Today, many large organizations use AI, machine learning and advanced analytics as key instruments to identify, among other things, patterns in customer buying behavior. This technology can also be used to predict future stock requirements and detect fraud. To do this, organizations must first collect large volumes of transactional data and then apply sophisticated statistical algorithms to find patterns and anomalies. All of this is made possible due to process automation making more data available and the continual decrease in the cost of computing power.

Your Employees’ Safety, in 1s and 0s

When it comes to the EHS realm, with its enormous amounts of data stored across the organization, there is a need for a centralized EHS data warehouse enabled by a robust BI. Buried in this warehouse are patterns, awaiting discovery and analysis with advanced AI tools. All this data, once analyzed, can lead to data-driven insights that will improve decision-making when trying to determine where future incidents could occur.

EHS professionals are looking for ways to predict and prevent significant incidents. Traditionally, using statistical methods on historical data to determine what happened and why gives them a good indication of past performance, such as how many incidents of each type have occurred. This allows them to establish what has caused them. Using this information, an organization can learn from previous events and put controls in place to eliminate or reduce hazards and mitigate risks.

So EHS and BI are the perfect bedfellows? Yes!

Moving Towards Operational Excellence

EHS is highly regulated. Organizations need to measure and record significant amounts of data to ensure and prove their compliance to governing authorities, such as incidents, near misses, absences due to health and safety accidents, safe behavior observation, inspections, and root cause analysis investigations, just to name a few.

In most cases, this information has been stored and accessed in isolation to tactically improve business operations. However, mature organizations are combining their historical data with real-time data and applying predictive analytics to identify potential incidents that may happen in the future along with probabilities. When implemented properly with employees being able and willing to report near misses and incidents, this is a good method of predicting certain types of incidents.

However, to prevent incidents, EHS professionals must digest the results of predictive analysis and determine the correct courses of action.

To fully benefit from BI predictions, EHS systems should ideally go one step further than just forecasting what could occur by suggesting actions that should be taken along with any associated consequences of each option given. This prescriptive analysis can help an organization make decisions around maximizing future opportunities or give the best chance of mitigating any risks with which they are faced.

More Data, Fewer Incidents

Advanced BI provides many benefits to EHS. One example is more reliable hazard detection processes. Rather than relying solely on human expertise, advanced analytics and machine learning is being used to detect issues resulting in improvements in accuracy.
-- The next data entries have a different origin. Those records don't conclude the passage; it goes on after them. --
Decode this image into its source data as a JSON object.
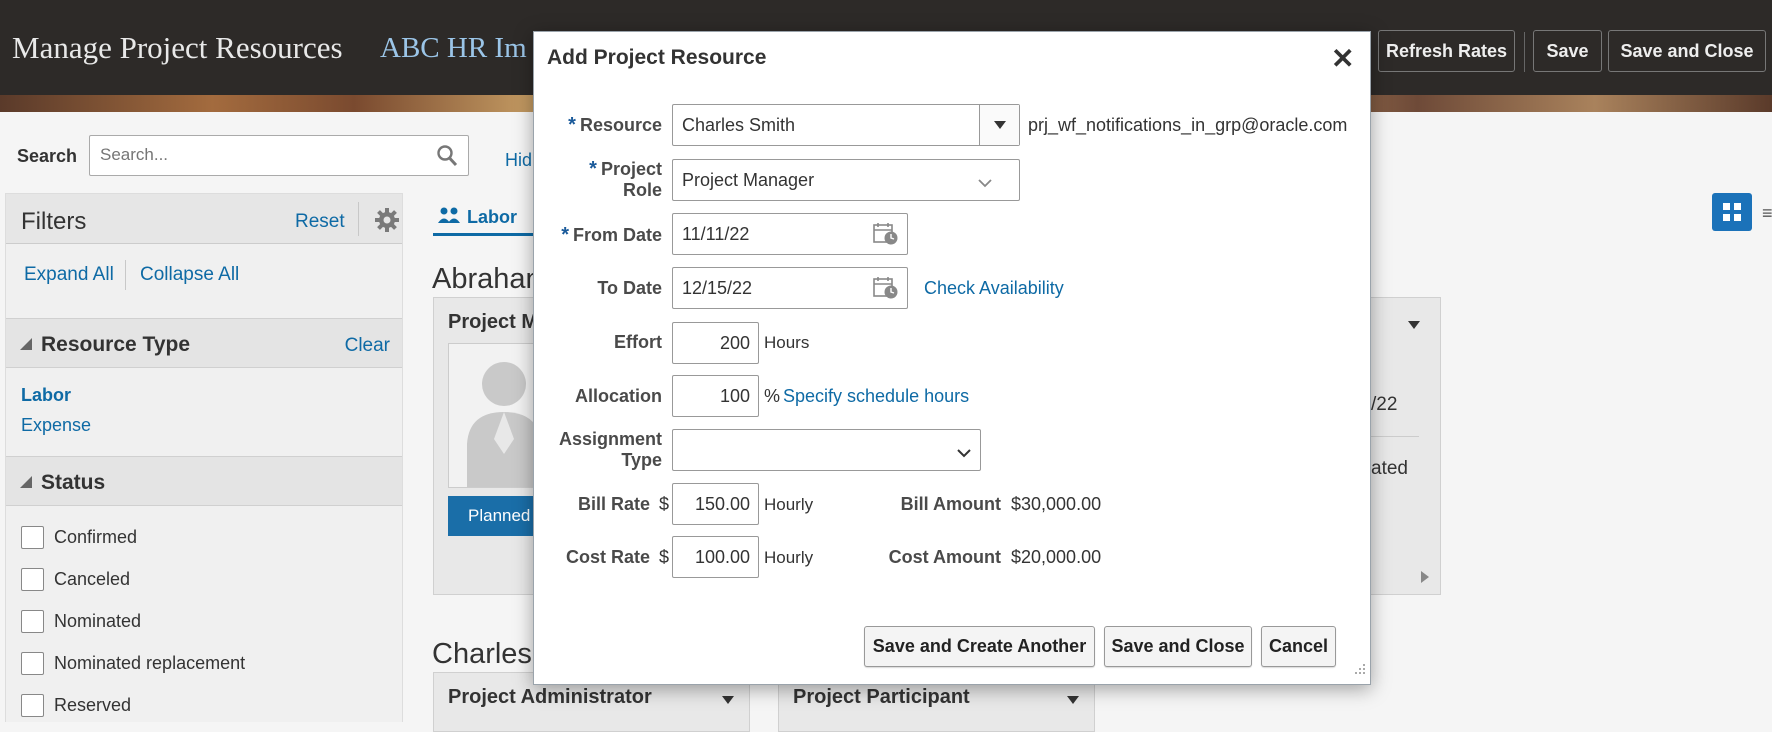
{
  "header": {
    "title": "Manage Project Resources",
    "subtitle": "ABC HR Im",
    "buttons": {
      "refresh_rates": "Refresh Rates",
      "save": "Save",
      "save_and_close": "Save and Close"
    }
  },
  "toolbar": {
    "search_label": "Search",
    "search_placeholder": "Search...",
    "hide_link": "Hid"
  },
  "filters": {
    "title": "Filters",
    "reset": "Reset",
    "expand_all": "Expand All",
    "collapse_all": "Collapse All",
    "resource_type": {
      "title": "Resource Type",
      "clear": "Clear",
      "items": [
        "Labor",
        "Expense"
      ]
    },
    "status": {
      "title": "Status",
      "items": [
        "Confirmed",
        "Canceled",
        "Nominated",
        "Nominated replacement",
        "Reserved"
      ]
    }
  },
  "main": {
    "tab_label": "Labor",
    "people": [
      {
        "name": "Abrahan",
        "cards": [
          {
            "title": "Project M",
            "button": "Planned",
            "fragments": [
              "/22",
              "ated"
            ]
          }
        ]
      },
      {
        "name": "Charles",
        "cards": [
          {
            "title": "Project Administrator"
          },
          {
            "title": "Project Participant"
          }
        ]
      }
    ]
  },
  "dialog": {
    "title": "Add Project Resource",
    "close_icon": "close-icon",
    "resource": {
      "label": "Resource",
      "value": "Charles Smith",
      "email": "prj_wf_notifications_in_grp@oracle.com"
    },
    "project_role": {
      "label_line1": "Project",
      "label_line2": "Role",
      "value": "Project Manager"
    },
    "from_date": {
      "label": "From Date",
      "value": "11/11/22"
    },
    "to_date": {
      "label": "To Date",
      "value": "12/15/22",
      "link": "Check Availability"
    },
    "effort": {
      "label": "Effort",
      "value": "200",
      "unit": "Hours"
    },
    "allocation": {
      "label": "Allocation",
      "value": "100",
      "unit": "%",
      "link": "Specify schedule hours"
    },
    "assignment_type": {
      "label_line1": "Assignment",
      "label_line2": "Type",
      "value": ""
    },
    "bill_rate": {
      "label": "Bill Rate",
      "currency": "$",
      "value": "150.00",
      "unit": "Hourly"
    },
    "bill_amount": {
      "label": "Bill Amount",
      "value": "$30,000.00"
    },
    "cost_rate": {
      "label": "Cost Rate",
      "currency": "$",
      "value": "100.00",
      "unit": "Hourly"
    },
    "cost_amount": {
      "label": "Cost Amount",
      "value": "$20,000.00"
    },
    "buttons": {
      "save_and_create_another": "Save and Create Another",
      "save_and_close": "Save and Close",
      "cancel": "Cancel"
    }
  },
  "colors": {
    "header_bg": "#2d2a28",
    "link": "#0e6aa5",
    "primary_button": "#1a6ea8",
    "required_marker": "#1a5a9a"
  }
}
BI also gives EHS departments a more reliable way of sharing best practices. If we look at best practices in risk detection as an example, they are being codified into computer algorithms which can be easily shared across multiple geographies and divisions. This results in greater consistency across the organization, as employees do not have to be relied on to share best practices anecdotally with varying levels of success.

Advanced BI results in an increase in the detection of risks that will lead to a decrease in the number of serious incidents.
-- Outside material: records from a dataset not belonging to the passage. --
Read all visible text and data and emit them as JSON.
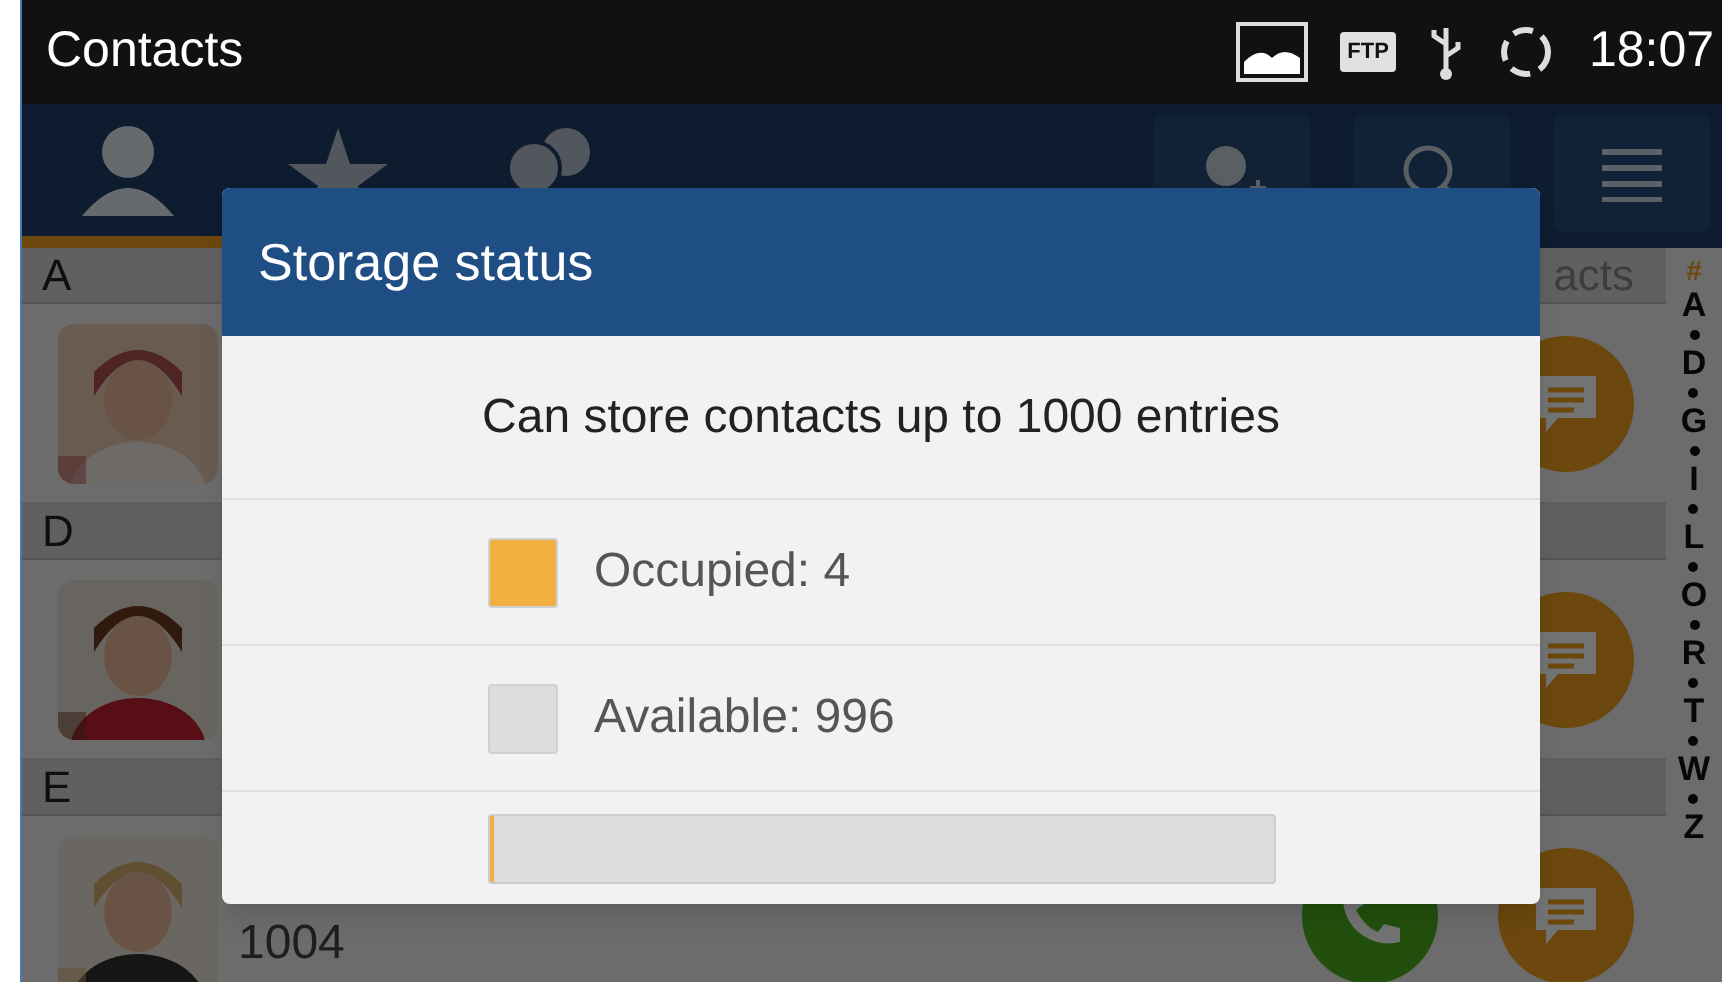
{
  "status_bar": {
    "title": "Contacts",
    "badge": "FTP",
    "time": "18:07"
  },
  "tabs": [
    {
      "kind": "person",
      "selected": true
    },
    {
      "kind": "star",
      "selected": false
    },
    {
      "kind": "group",
      "selected": false
    }
  ],
  "list": {
    "partial_heading": "acts",
    "sections": [
      {
        "letter": "A",
        "rows": [
          {}
        ]
      },
      {
        "letter": "D",
        "rows": [
          {}
        ]
      },
      {
        "letter": "E",
        "rows": [
          {
            "number": "1004"
          }
        ]
      }
    ]
  },
  "index": [
    "#",
    "A",
    "D",
    "G",
    "I",
    "L",
    "O",
    "R",
    "T",
    "W",
    "Z"
  ],
  "dialog": {
    "title": "Storage status",
    "message": "Can store contacts up to 1000 entries",
    "legend": [
      {
        "label": "Occupied: 4",
        "color": "#f0b040"
      },
      {
        "label": "Available: 996",
        "color": "#dddddd"
      }
    ],
    "bar": {
      "level": 0.004
    }
  }
}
The Road to a Safer Working Environment

Having the ability to quickly turn raw data into actionable information can make the difference between smart EHS decisions and costly mistakes. While making sense of all the information from different data sources can be a challenge, it is imperative to have the right analytical tools in place. Put data to work enabling easy identification of insights and instilling the confidence to act, ensuring focus remains on EHS performance improvement.